WHAT TO WORK ON:
From the entries that follow, copy every line with the word "background".

EXTRACTED ENTRIES START

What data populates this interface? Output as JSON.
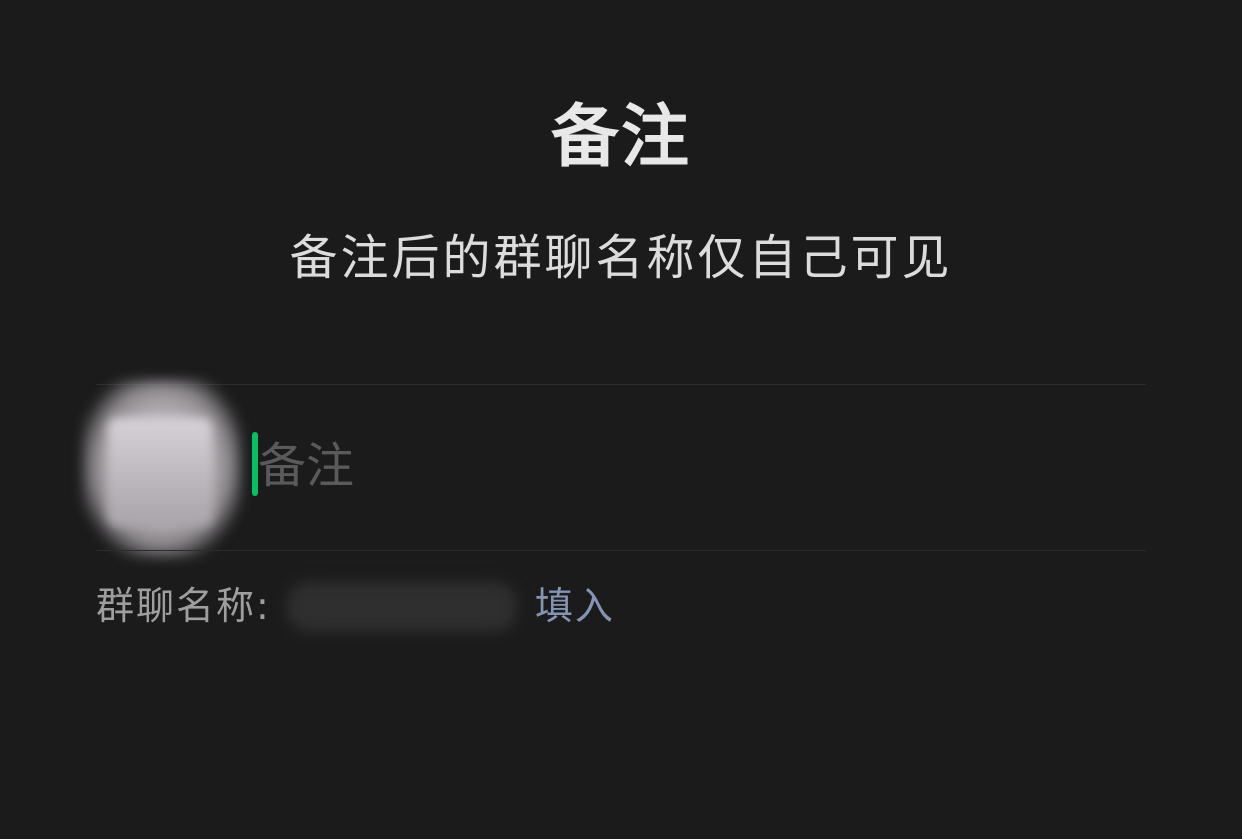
{
  "dialog": {
    "title": "备注",
    "subtitle": "备注后的群聊名称仅自己可见"
  },
  "remark_input": {
    "value": "",
    "placeholder": "备注"
  },
  "group_name_row": {
    "label": "群聊名称:",
    "action_label": "填入"
  },
  "colors": {
    "background": "#1b1b1b",
    "caret": "#07c160",
    "link": "#8494b3"
  },
  "icons": {
    "avatar": "group-avatar"
  }
}
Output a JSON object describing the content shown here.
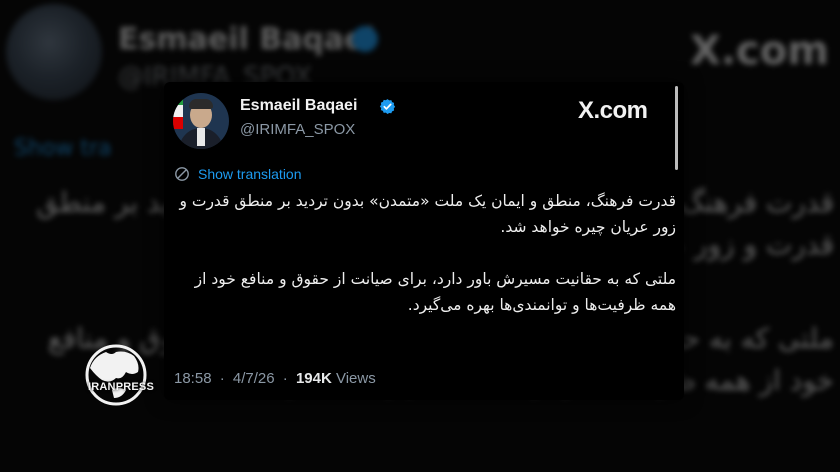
{
  "tweet": {
    "author_name": "Esmaeil Baqaei",
    "handle": "@IRIMFA_SPOX",
    "source_label": "X.com",
    "show_translation_label": "Show translation",
    "paragraphs": [
      "قدرت فرهنگ، منطق و ایمان یک ملت «متمدن» بدون تردید بر منطق قدرت و زور عریان چیره خواهد شد.",
      "ملتی که به حقانیت مسیرش باور دارد، برای صیانت از حقوق و منافع خود از همه ظرفیت‌ها و توانمندی‌ها بهره می‌گیرد."
    ],
    "time": "18:58",
    "date": "4/7/26",
    "views_count": "194K",
    "views_label": "Views",
    "separator": "·"
  },
  "background": {
    "author_name": "Esmaeil Baqaei",
    "handle": "@IRIMFA_SPOX",
    "source_label": "X.com",
    "show_translation_label": "Show tra",
    "paragraphs": [
      "قدرت فرهنگ، منطق و ایمان یک ملت «متمدن» بدون تردید بر منطق قدرت و زور عریان چیره خواهد شد.",
      "ملتی که به حقانیت مسیرش باور دارد، برای صیانت از حقوق و منافع خود از همه ظرفیت‌ها و توانمندی‌ها بهره می‌گیرد."
    ]
  },
  "watermark": {
    "brand": "IRANPRESS"
  },
  "icons": {
    "verified": "verified-badge-icon",
    "translate": "translate-icon",
    "avatar": "avatar"
  },
  "colors": {
    "accent": "#1d9bf0",
    "background": "#000000",
    "text": "#e7e9ea",
    "muted": "#8b98a5"
  }
}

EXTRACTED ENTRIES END

RESPONSE BOX:
    "background": "#1b1b1b",
  "background": {
    "background": "#000000",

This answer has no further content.